>>>>>
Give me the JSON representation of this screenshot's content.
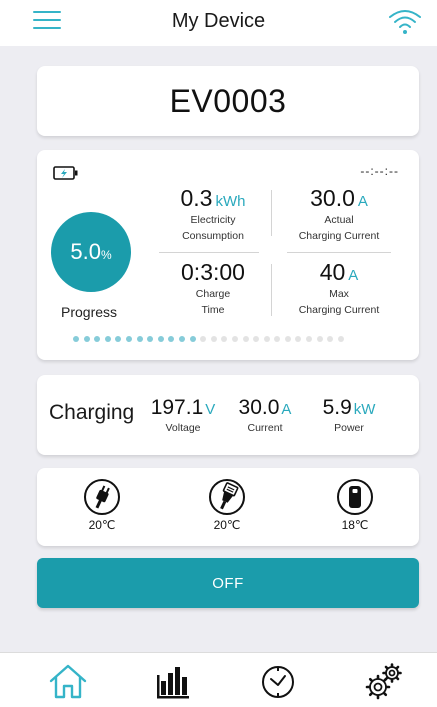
{
  "header": {
    "title": "My Device",
    "menu_icon": "hamburger-menu-icon",
    "wifi_icon": "wifi-icon"
  },
  "device": {
    "id": "EV0003"
  },
  "status": {
    "battery_icon": "battery-charging-icon",
    "time": "--:--:--",
    "progress": {
      "value": "5.0",
      "unit": "%",
      "label": "Progress",
      "fraction": 0.05
    },
    "electricity": {
      "value": "0.3",
      "unit": "kWh",
      "label_line1": "Electricity",
      "label_line2": "Consumption"
    },
    "actual_current": {
      "value": "30.0",
      "unit": "A",
      "label_line1": "Actual",
      "label_line2": "Charging Current"
    },
    "charge_time": {
      "value": "0:3:00",
      "label_line1": "Charge",
      "label_line2": "Time"
    },
    "max_current": {
      "value": "40",
      "unit": "A",
      "label_line1": "Max",
      "label_line2": "Charging Current"
    },
    "page_dots": {
      "active": 12,
      "total": 26
    }
  },
  "charging": {
    "state": "Charging",
    "voltage": {
      "value": "197.1",
      "unit": "V",
      "label": "Voltage"
    },
    "current": {
      "value": "30.0",
      "unit": "A",
      "label": "Current"
    },
    "power": {
      "value": "5.9",
      "unit": "kW",
      "label": "Power"
    }
  },
  "ports": [
    {
      "icon": "plug-icon",
      "temp": "20℃"
    },
    {
      "icon": "connector-plug-icon",
      "temp": "20℃"
    },
    {
      "icon": "charger-unit-icon",
      "temp": "18℃"
    }
  ],
  "actions": {
    "off_label": "OFF"
  },
  "nav": [
    {
      "icon": "home-icon"
    },
    {
      "icon": "bar-chart-icon"
    },
    {
      "icon": "clock-icon"
    },
    {
      "icon": "settings-gears-icon"
    }
  ],
  "colors": {
    "accent": "#1b9cab",
    "accent_light": "#2aa9bd",
    "background": "#ededf2",
    "card": "#ffffff",
    "dot_active": "#86ccd9",
    "dot_inactive": "#e3e3e3"
  }
}
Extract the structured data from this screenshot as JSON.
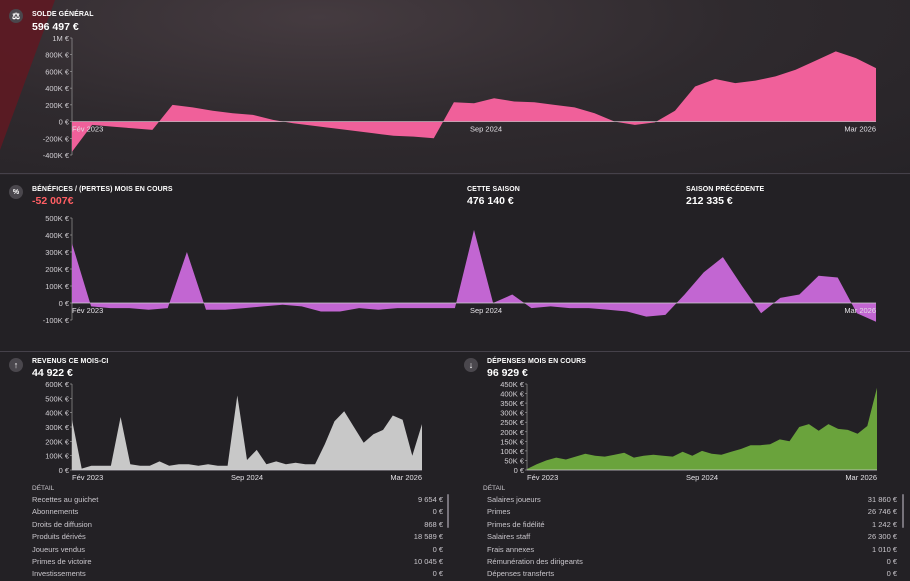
{
  "balance": {
    "icon": "scale-icon",
    "title": "SOLDE GÉNÉRAL",
    "value": "596 497 €",
    "y_ticks": [
      "1M €",
      "800K €",
      "600K €",
      "400K €",
      "200K €",
      "0 €",
      "-200K €",
      "-400K €"
    ],
    "x_ticks": [
      "Fév 2023",
      "Sep 2024",
      "Mar 2026"
    ]
  },
  "profit": {
    "icon": "percent-icon",
    "title": "BÉNÉFICES / (PERTES) MOIS EN COURS",
    "value": "-52 007€",
    "this_season_title": "CETTE SAISON",
    "this_season_value": "476 140 €",
    "prev_season_title": "SAISON PRÉCÉDENTE",
    "prev_season_value": "212 335 €",
    "y_ticks": [
      "500K €",
      "400K €",
      "300K €",
      "200K €",
      "100K €",
      "0 €",
      "-100K €"
    ],
    "x_ticks": [
      "Fév 2023",
      "Sep 2024",
      "Mar 2026"
    ]
  },
  "revenue": {
    "icon": "arrow-up-icon",
    "title": "REVENUS CE MOIS-CI",
    "value": "44 922 €",
    "y_ticks": [
      "600K €",
      "500K €",
      "400K €",
      "300K €",
      "200K €",
      "100K €",
      "0 €"
    ],
    "x_ticks": [
      "Fév 2023",
      "Sep 2024",
      "Mar 2026"
    ],
    "detail_title": "DÉTAIL",
    "rows": [
      {
        "label": "Recettes au guichet",
        "value": "9 654 €"
      },
      {
        "label": "Abonnements",
        "value": "0 €"
      },
      {
        "label": "Droits de diffusion",
        "value": "868 €"
      },
      {
        "label": "Produits dérivés",
        "value": "18 589 €"
      },
      {
        "label": "Joueurs vendus",
        "value": "0 €"
      },
      {
        "label": "Primes de victoire",
        "value": "10 045 €"
      },
      {
        "label": "Investissements",
        "value": "0 €"
      }
    ]
  },
  "expenses": {
    "icon": "arrow-down-icon",
    "title": "DÉPENSES MOIS EN COURS",
    "value": "96 929 €",
    "y_ticks": [
      "450K €",
      "400K €",
      "350K €",
      "300K €",
      "250K €",
      "200K €",
      "150K €",
      "100K €",
      "50K €",
      "0 €"
    ],
    "x_ticks": [
      "Fév 2023",
      "Sep 2024",
      "Mar 2026"
    ],
    "detail_title": "DÉTAIL",
    "rows": [
      {
        "label": "Salaires joueurs",
        "value": "31 860 €"
      },
      {
        "label": "Primes",
        "value": "26 746 €"
      },
      {
        "label": "Primes de fidélité",
        "value": "1 242 €"
      },
      {
        "label": "Salaires staff",
        "value": "26 300 €"
      },
      {
        "label": "Frais annexes",
        "value": "1 010 €"
      },
      {
        "label": "Rémunération des dirigeants",
        "value": "0 €"
      },
      {
        "label": "Dépenses transferts",
        "value": "0 €"
      }
    ]
  },
  "chart_data": [
    {
      "type": "area",
      "name": "balance",
      "color": "#f0609a",
      "ylim": [
        -400000,
        1000000
      ],
      "x": [
        "Fév 2023",
        "Sep 2024",
        "Mar 2026"
      ],
      "values": [
        -360000,
        -40000,
        -60000,
        -80000,
        -100000,
        200000,
        170000,
        130000,
        100000,
        80000,
        20000,
        -20000,
        -50000,
        -80000,
        -110000,
        -140000,
        -170000,
        -180000,
        -200000,
        230000,
        220000,
        280000,
        240000,
        230000,
        200000,
        170000,
        100000,
        0,
        -40000,
        -10000,
        130000,
        420000,
        510000,
        460000,
        490000,
        540000,
        620000,
        730000,
        840000,
        760000,
        640000
      ]
    },
    {
      "type": "area",
      "name": "profit",
      "color": "#c266d2",
      "ylim": [
        -100000,
        500000
      ],
      "x": [
        "Fév 2023",
        "Sep 2024",
        "Mar 2026"
      ],
      "values": [
        350000,
        -20000,
        -30000,
        -30000,
        -40000,
        -30000,
        300000,
        -40000,
        -40000,
        -30000,
        -20000,
        -10000,
        -20000,
        -50000,
        -50000,
        -30000,
        -40000,
        -30000,
        -30000,
        -30000,
        -30000,
        430000,
        0,
        50000,
        -30000,
        -20000,
        -30000,
        -30000,
        -40000,
        -50000,
        -80000,
        -70000,
        50000,
        180000,
        270000,
        100000,
        -60000,
        30000,
        50000,
        160000,
        150000,
        -60000,
        -110000
      ]
    },
    {
      "type": "area",
      "name": "revenue",
      "color": "#c8c8c8",
      "ylim": [
        0,
        600000
      ],
      "x": [
        "Fév 2023",
        "Sep 2024",
        "Mar 2026"
      ],
      "values": [
        350000,
        10000,
        30000,
        30000,
        30000,
        370000,
        40000,
        30000,
        30000,
        60000,
        30000,
        40000,
        40000,
        30000,
        40000,
        30000,
        30000,
        520000,
        70000,
        140000,
        40000,
        60000,
        40000,
        50000,
        40000,
        40000,
        180000,
        340000,
        410000,
        300000,
        190000,
        250000,
        280000,
        380000,
        350000,
        100000,
        320000
      ]
    },
    {
      "type": "area",
      "name": "expenses",
      "color": "#6aa33c",
      "ylim": [
        0,
        450000
      ],
      "x": [
        "Fév 2023",
        "Sep 2024",
        "Mar 2026"
      ],
      "values": [
        5000,
        30000,
        50000,
        65000,
        55000,
        70000,
        85000,
        75000,
        70000,
        80000,
        90000,
        65000,
        75000,
        80000,
        75000,
        70000,
        95000,
        75000,
        100000,
        85000,
        80000,
        95000,
        110000,
        130000,
        130000,
        135000,
        160000,
        150000,
        225000,
        240000,
        205000,
        240000,
        215000,
        210000,
        190000,
        230000,
        430000
      ]
    }
  ]
}
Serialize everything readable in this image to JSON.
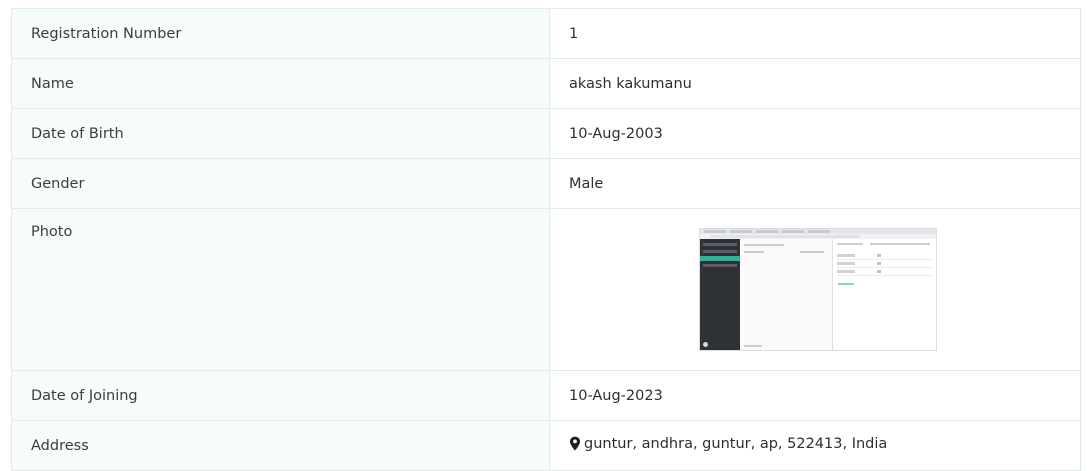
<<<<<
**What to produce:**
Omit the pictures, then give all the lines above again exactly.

**Completed task:**
Give me the JSON representation of this screenshot's content.
{
  "header": {
    "title": "My Device",
    "menu_icon": "hamburger-menu-icon",
    "wifi_icon": "wifi-icon"
  },
  "device": {
    "id": "EV0003"
  },
  "status": {
    "battery_icon": "battery-charging-icon",
    "time": "--:--:--",
    "progress": {
      "value": "5.0",
      "unit": "%",
      "label": "Progress",
      "fraction": 0.05
    },
    "electricity": {
      "value": "0.3",
      "unit": "kWh",
      "label_line1": "Electricity",
      "label_line2": "Consumption"
    },
    "actual_current": {
      "value": "30.0",
      "unit": "A",
      "label_line1": "Actual",
      "label_line2": "Charging Current"
    },
    "charge_time": {
      "value": "0:3:00",
      "label_line1": "Charge",
      "label_line2": "Time"
    },
    "max_current": {
      "value": "40",
      "unit": "A",
      "label_line1": "Max",
      "label_line2": "Charging Current"
    },
    "page_dots": {
      "active": 12,
      "total": 26
    }
  },
  "charging": {
    "state": "Charging",
    "voltage": {
      "value": "197.1",
      "unit": "V",
      "label": "Voltage"
    },
    "current": {
      "value": "30.0",
      "unit": "A",
      "label": "Current"
    },
    "power": {
      "value": "5.9",
      "unit": "kW",
      "label": "Power"
    }
  },
  "ports": [
    {
      "icon": "plug-icon",
      "temp": "20℃"
    },
    {
      "icon": "connector-plug-icon",
      "temp": "20℃"
    },
    {
      "icon": "charger-unit-icon",
      "temp": "18℃"
    }
  ],
  "actions": {
    "off_label": "OFF"
  },
  "nav": [
    {
      "icon": "home-icon"
    },
    {
      "icon": "bar-chart-icon"
    },
    {
      "icon": "clock-icon"
    },
    {
      "icon": "settings-gears-icon"
    }
  ],
  "colors": {
    "accent": "#1b9cab",
    "accent_light": "#2aa9bd",
    "background": "#ededf2",
    "card": "#ffffff",
    "dot_active": "#86ccd9",
    "dot_inactive": "#e3e3e3"
  }
}
Extract the structured data from this screenshot as JSON.
{
  "balance": {
    "icon": "scale-icon",
    "title": "SOLDE GÉNÉRAL",
    "value": "596 497 €",
    "y_ticks": [
      "1M €",
      "800K €",
      "600K €",
      "400K €",
      "200K €",
      "0 €",
      "-200K €",
      "-400K €"
    ],
    "x_ticks": [
      "Fév 2023",
      "Sep 2024",
      "Mar 2026"
    ]
  },
  "profit": {
    "icon": "percent-icon",
    "title": "BÉNÉFICES / (PERTES) MOIS EN COURS",
    "value": "-52 007€",
    "this_season_title": "CETTE SAISON",
    "this_season_value": "476 140 €",
    "prev_season_title": "SAISON PRÉCÉDENTE",
    "prev_season_value": "212 335 €",
    "y_ticks": [
      "500K €",
      "400K €",
      "300K €",
      "200K €",
      "100K €",
      "0 €",
      "-100K €"
    ],
    "x_ticks": [
      "Fév 2023",
      "Sep 2024",
      "Mar 2026"
    ]
  },
  "revenue": {
    "icon": "arrow-up-icon",
    "title": "REVENUS CE MOIS-CI",
    "value": "44 922 €",
    "y_ticks": [
      "600K €",
      "500K €",
      "400K €",
      "300K €",
      "200K €",
      "100K €",
      "0 €"
    ],
    "x_ticks": [
      "Fév 2023",
      "Sep 2024",
      "Mar 2026"
    ],
    "detail_title": "DÉTAIL",
    "rows": [
      {
        "label": "Recettes au guichet",
        "value": "9 654 €"
      },
      {
        "label": "Abonnements",
        "value": "0 €"
      },
      {
        "label": "Droits de diffusion",
        "value": "868 €"
      },
      {
        "label": "Produits dérivés",
        "value": "18 589 €"
      },
      {
        "label": "Joueurs vendus",
        "value": "0 €"
      },
      {
        "label": "Primes de victoire",
        "value": "10 045 €"
      },
      {
        "label": "Investissements",
        "value": "0 €"
      }
    ]
  },
  "expenses": {
    "icon": "arrow-down-icon",
    "title": "DÉPENSES MOIS EN COURS",
    "value": "96 929 €",
    "y_ticks": [
      "450K €",
      "400K €",
      "350K €",
      "300K €",
      "250K €",
      "200K €",
      "150K €",
      "100K €",
      "50K €",
      "0 €"
    ],
    "x_ticks": [
      "Fév 2023",
      "Sep 2024",
      "Mar 2026"
    ],
    "detail_title": "DÉTAIL",
    "rows": [
      {
        "label": "Salaires joueurs",
        "value": "31 860 €"
      },
      {
        "label": "Primes",
        "value": "26 746 €"
      },
      {
        "label": "Primes de fidélité",
        "value": "1 242 €"
      },
      {
        "label": "Salaires staff",
        "value": "26 300 €"
      },
      {
        "label": "Frais annexes",
        "value": "1 010 €"
      },
      {
        "label": "Rémunération des dirigeants",
        "value": "0 €"
      },
      {
        "label": "Dépenses transferts",
        "value": "0 €"
      }
    ]
  },
  "chart_data": [
    {
      "type": "area",
      "name": "balance",
      "color": "#f0609a",
      "ylim": [
        -400000,
        1000000
      ],
      "x": [
        "Fév 2023",
        "Sep 2024",
        "Mar 2026"
      ],
      "values": [
        -360000,
        -40000,
        -60000,
        -80000,
        -100000,
        200000,
        170000,
        130000,
        100000,
        80000,
        20000,
        -20000,
        -50000,
        -80000,
        -110000,
        -140000,
        -170000,
        -180000,
        -200000,
        230000,
        220000,
        280000,
        240000,
        230000,
        200000,
        170000,
        100000,
        0,
        -40000,
        -10000,
        130000,
        420000,
        510000,
        460000,
        490000,
        540000,
        620000,
        730000,
        840000,
        760000,
        640000
      ]
    },
    {
      "type": "area",
      "name": "profit",
      "color": "#c266d2",
      "ylim": [
        -100000,
        500000
      ],
      "x": [
        "Fév 2023",
        "Sep 2024",
        "Mar 2026"
      ],
      "values": [
        350000,
        -20000,
        -30000,
        -30000,
        -40000,
        -30000,
        300000,
        -40000,
        -40000,
        -30000,
        -20000,
        -10000,
        -20000,
        -50000,
        -50000,
        -30000,
        -40000,
        -30000,
        -30000,
        -30000,
        -30000,
        430000,
        0,
        50000,
        -30000,
        -20000,
        -30000,
        -30000,
        -40000,
        -50000,
        -80000,
        -70000,
        50000,
        180000,
        270000,
        100000,
        -60000,
        30000,
        50000,
        160000,
        150000,
        -60000,
        -110000
      ]
    },
    {
      "type": "area",
      "name": "revenue",
      "color": "#c8c8c8",
      "ylim": [
        0,
        600000
      ],
      "x": [
        "Fév 2023",
        "Sep 2024",
        "Mar 2026"
      ],
      "values": [
        350000,
        10000,
        30000,
        30000,
        30000,
        370000,
        40000,
        30000,
        30000,
        60000,
        30000,
        40000,
        40000,
        30000,
        40000,
        30000,
        30000,
        520000,
        70000,
        140000,
        40000,
        60000,
        40000,
        50000,
        40000,
        40000,
        180000,
        340000,
        410000,
        300000,
        190000,
        250000,
        280000,
        380000,
        350000,
        100000,
        320000
      ]
    },
    {
      "type": "area",
      "name": "expenses",
      "color": "#6aa33c",
      "ylim": [
        0,
        450000
      ],
      "x": [
        "Fév 2023",
        "Sep 2024",
        "Mar 2026"
      ],
      "values": [
        5000,
        30000,
        50000,
        65000,
        55000,
        70000,
        85000,
        75000,
        70000,
        80000,
        90000,
        65000,
        75000,
        80000,
        75000,
        70000,
        95000,
        75000,
        100000,
        85000,
        80000,
        95000,
        110000,
        130000,
        130000,
        135000,
        160000,
        150000,
        225000,
        240000,
        205000,
        240000,
        215000,
        210000,
        190000,
        230000,
        430000
      ]
    }
  ]
}
Serialize everything readable in this image to JSON.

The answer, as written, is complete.